Asthma Trigger Investigation: What's Hiding In Your Bathroom?

Identifying and reducing your asthma triggers are important steps to managing your asthma. Along with the right medication, trigger reduction can go a long way in managing your symptoms. Our homes can be filled with triggers; some are easy to find, and others need a little more investigating. Here are a few common asthma triggers that may be hiding out in your bathroom, and tips to reduce them:


Mold occurs naturally and can be found in many places. It is both an allergen and an irritant, so even if you are not allergic to mold, it can still irritate your lungs. Mold is caused by water, so it’s important to keep your sink, shower, and bathtub as dry as possible. 2,3


  • When you shower or bathe, run the exhaust fan or open a window. This will reduce humidity and mold growth.
  • Fix any caulking that is cracked or missing. Fix any leaks under the sink.
  • Clean the shower or bathtub area at least once a week with a scent-free cleaner.
  • At the first sign of mold, clean it immediately. Warm water, a mild detergent, or a cleaner with a sponge or scrub brush should remove the mold. Bleach is toxic and an asthma trigger, so try to avoid using it whenever possible.
  • When hanging wet towels to dry, make sure they do not touch the wall. If they do, they can create mold. Wash towels in hot water after about three uses.

Steam and hot water

I love hot showers; however, the hot water and steam can make my asthma and eczema symptoms worse.


  • Take warm instead of how water showers. If you use hot water, make it quick.
  • Run the exhaust fan, open a window, or keep the bathroom door open when showering.

The medicine cabinet

Yep – your medicine cabinet may be hiding asthma triggers. Pain relievers known as NSAIDs can trigger asthma. Aspirin-induced asthma is also called aspirin-exacerbated respiratory disease (AERD), or asthma triggered by aspirin.1

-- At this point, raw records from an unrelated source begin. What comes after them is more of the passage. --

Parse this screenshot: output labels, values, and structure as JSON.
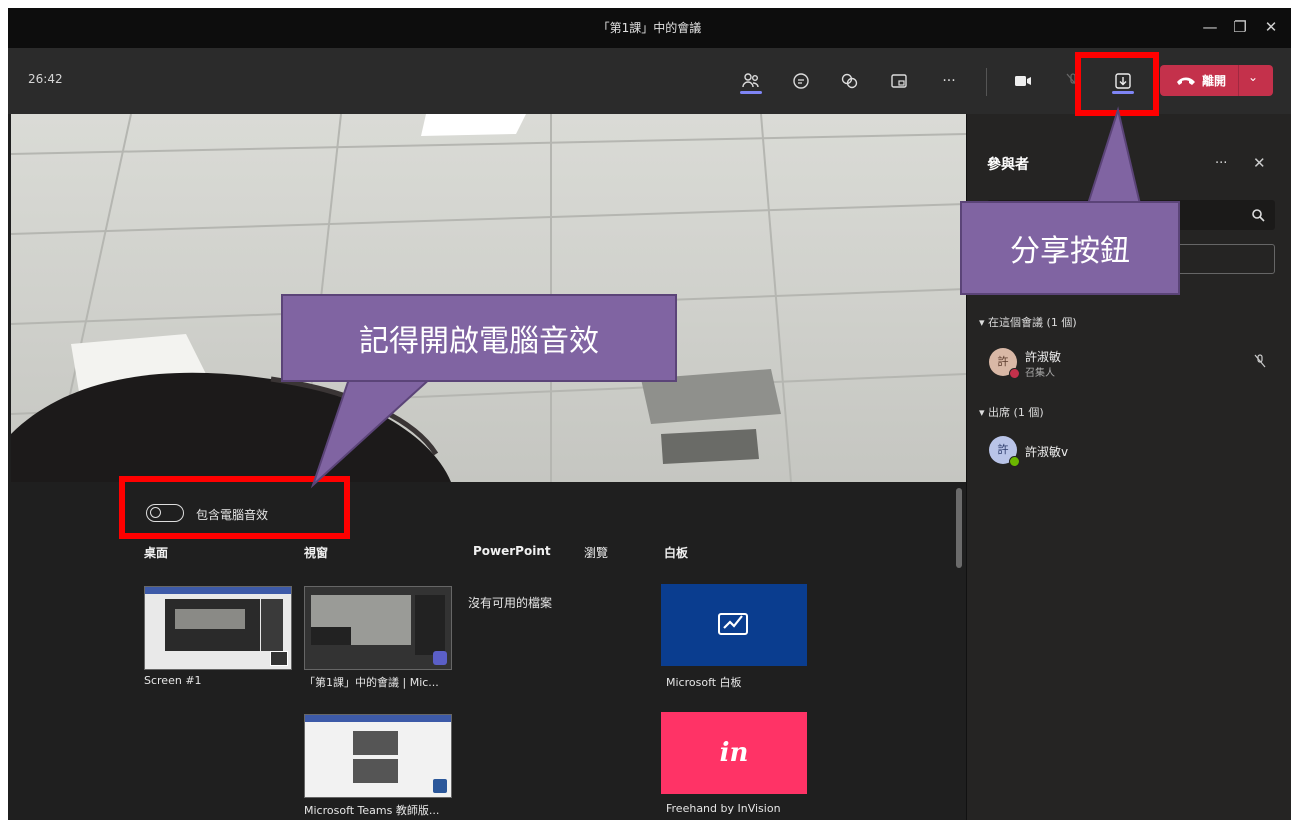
{
  "window": {
    "title": "「第1課」中的會議",
    "minimize": "—",
    "maximize": "❐",
    "close": "✕"
  },
  "toolbar": {
    "timer": "26:42",
    "more": "···",
    "hangup_label": "離開"
  },
  "share": {
    "toggle_label": "包含電腦音效",
    "tabs": [
      "桌面",
      "視窗",
      "PowerPoint",
      "瀏覽",
      "白板"
    ],
    "no_files": "沒有可用的檔案",
    "desktop_items": [
      "Screen #1"
    ],
    "window_items": [
      "「第1課」中的會議 | Mic...",
      "Microsoft Teams 教師版..."
    ],
    "whiteboard_items": [
      "Microsoft 白板",
      "Freehand by InVision"
    ]
  },
  "participants": {
    "title": "參與者",
    "more": "···",
    "in_meeting_header": "在這個會議 (1 個)",
    "attendees_header": "出席 (1 個)",
    "person_name": "許淑敏",
    "person_role": "召集人",
    "person_name2": "許淑敏v"
  },
  "annotations": {
    "share_button": "分享按鈕",
    "audio_reminder": "記得開啟電腦音效"
  },
  "colors": {
    "accent": "#7f85f5",
    "hangup": "#c4314b",
    "callout": "#8064a2",
    "highlight": "#ff0000",
    "whiteboard_blue": "#0a3d8f",
    "invision_pink": "#ff3366"
  }
}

  • Talk with your doctor about which pain relievers are best for you to use, based on the type of asthma you have.
  • Properly dispose of any medicines that may trigger your asthma or have expired.

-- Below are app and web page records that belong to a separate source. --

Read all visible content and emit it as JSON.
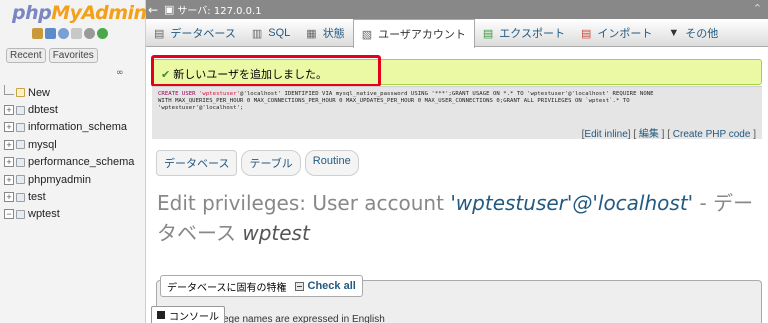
{
  "logo": {
    "part1": "php",
    "part2": "MyAdmin"
  },
  "nav": {
    "tabs": [
      "Recent",
      "Favorites"
    ],
    "collapse_symbol": "∞",
    "databases": [
      "New",
      "dbtest",
      "information_schema",
      "mysql",
      "performance_schema",
      "phpmyadmin",
      "test",
      "wptest"
    ]
  },
  "server": {
    "label": "サーバ: 127.0.0.1"
  },
  "tabs": [
    {
      "label": "データベース",
      "icon": "database-icon"
    },
    {
      "label": "SQL",
      "icon": "sql-icon"
    },
    {
      "label": "状態",
      "icon": "status-icon"
    },
    {
      "label": "ユーザアカウント",
      "icon": "users-icon"
    },
    {
      "label": "エクスポート",
      "icon": "export-icon"
    },
    {
      "label": "インポート",
      "icon": "import-icon"
    },
    {
      "label": "その他",
      "icon": "chevron-down-icon"
    }
  ],
  "message": {
    "text": "新しいユーザを追加しました。"
  },
  "sql": {
    "line1_a": "CREATE USER ",
    "line1_b": "'wptestuser'",
    "line1_c": "@'localhost' IDENTIFIED VIA mysql_native_password USING '***';GRANT USAGE ON *.* TO 'wptestuser'@'localhost' REQUIRE NONE",
    "line2": "WITH MAX_QUERIES_PER_HOUR 0 MAX_CONNECTIONS_PER_HOUR 0 MAX_UPDATES_PER_HOUR 0 MAX_USER_CONNECTIONS 0;GRANT ALL PRIVILEGES ON `wptest`.* TO",
    "line3": "'wptestuser'@'localhost';",
    "edit_inline": "Edit inline",
    "edit": "編集",
    "create_php": "Create PHP code"
  },
  "subtabs": [
    "データベース",
    "テーブル",
    "Routine"
  ],
  "heading": {
    "prefix": "Edit privileges: User account ",
    "account": "'wptestuser'@'localhost'",
    "middle": " - データベース ",
    "db": "wptest"
  },
  "privileges": {
    "legend": "データベースに固有の特権",
    "check_all": "Check all",
    "note": "rivilege names are expressed in English"
  },
  "console": {
    "label": "コンソール"
  }
}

Personal care products

Soaps, shampoos, body lotions, and other personal care products can all be asthma triggers. Their fragrance or scent may worsen symptoms, or their ingredients may trigger allergic reactions like eczema.


  • Use fragrance-free products. Always smell the product before buying it – even products that are listed as “fragrance-free” can have a scent that bothers you.
  • Read the labels before buying new products. Make sure the ingredients are as pure as possible and contain the least amount of chemicals.

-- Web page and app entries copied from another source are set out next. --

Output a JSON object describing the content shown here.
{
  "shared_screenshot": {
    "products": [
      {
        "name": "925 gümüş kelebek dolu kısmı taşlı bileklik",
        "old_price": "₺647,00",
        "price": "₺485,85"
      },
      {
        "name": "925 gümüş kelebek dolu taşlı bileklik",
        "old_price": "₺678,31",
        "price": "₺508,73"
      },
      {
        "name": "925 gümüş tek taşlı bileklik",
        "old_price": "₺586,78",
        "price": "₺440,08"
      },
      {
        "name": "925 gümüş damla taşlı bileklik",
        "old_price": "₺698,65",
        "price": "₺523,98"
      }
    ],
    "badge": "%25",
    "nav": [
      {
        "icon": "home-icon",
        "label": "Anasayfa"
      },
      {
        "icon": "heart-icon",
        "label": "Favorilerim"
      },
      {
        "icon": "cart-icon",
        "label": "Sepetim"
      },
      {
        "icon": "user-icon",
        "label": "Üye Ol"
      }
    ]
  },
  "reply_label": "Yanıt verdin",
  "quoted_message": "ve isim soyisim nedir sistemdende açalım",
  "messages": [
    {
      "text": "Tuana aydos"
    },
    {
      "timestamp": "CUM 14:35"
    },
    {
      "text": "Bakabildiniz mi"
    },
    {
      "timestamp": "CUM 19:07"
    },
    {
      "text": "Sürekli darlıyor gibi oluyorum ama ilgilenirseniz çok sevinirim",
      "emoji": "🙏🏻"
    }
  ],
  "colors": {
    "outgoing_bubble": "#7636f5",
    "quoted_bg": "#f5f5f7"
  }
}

Cleaning products

Avoid using harsh chemicals like bleach and cleaners made specifically for the bathroom.


  • You can make a paste of baking soda and water with a brush to scrub the sink and shower.
  • A combination of vinegar, distilled water, and a few drops of essential oils (if they don’t bother your asthma) is an effective all-purpose disinfectant.
  • Unscented cleaning wipes or a mild detergent can also be good choices.


Cockroaches can be found in the bathroom because they need water to survive.


  • Cockroaches can enter the home in boxes and paper bags. They eat the glue on both, so keep these items out of your home.
  • Keep the sink, tub, and counter dry.
  • Keep inhalers and spacers in closed containers or baggies and not on the countertop.
  • Use gel baits or diatomaceous earth to kill roaches instead of chemical sprays.

What asthma triggers have you found in the bathroom?

It just takes a few easy steps to reduce asthma triggers in the bathroom. Please share your tips and tricks for managing asthma triggers in the bathroom in the comments below, or start a conversation about asthma triggers in our forums section by clicking the button below!

By providing your email address, you are agreeing to our privacy policy.

This article represents the opinions, thoughts, and experiences of the author; none of this content has been paid for by any advertiser. The Asthma.net team does not recommend or endorse any products or treatments discussed herein. Learn more about how we maintain editorial integrity here.

Join the conversation

Please read our rules before commenting.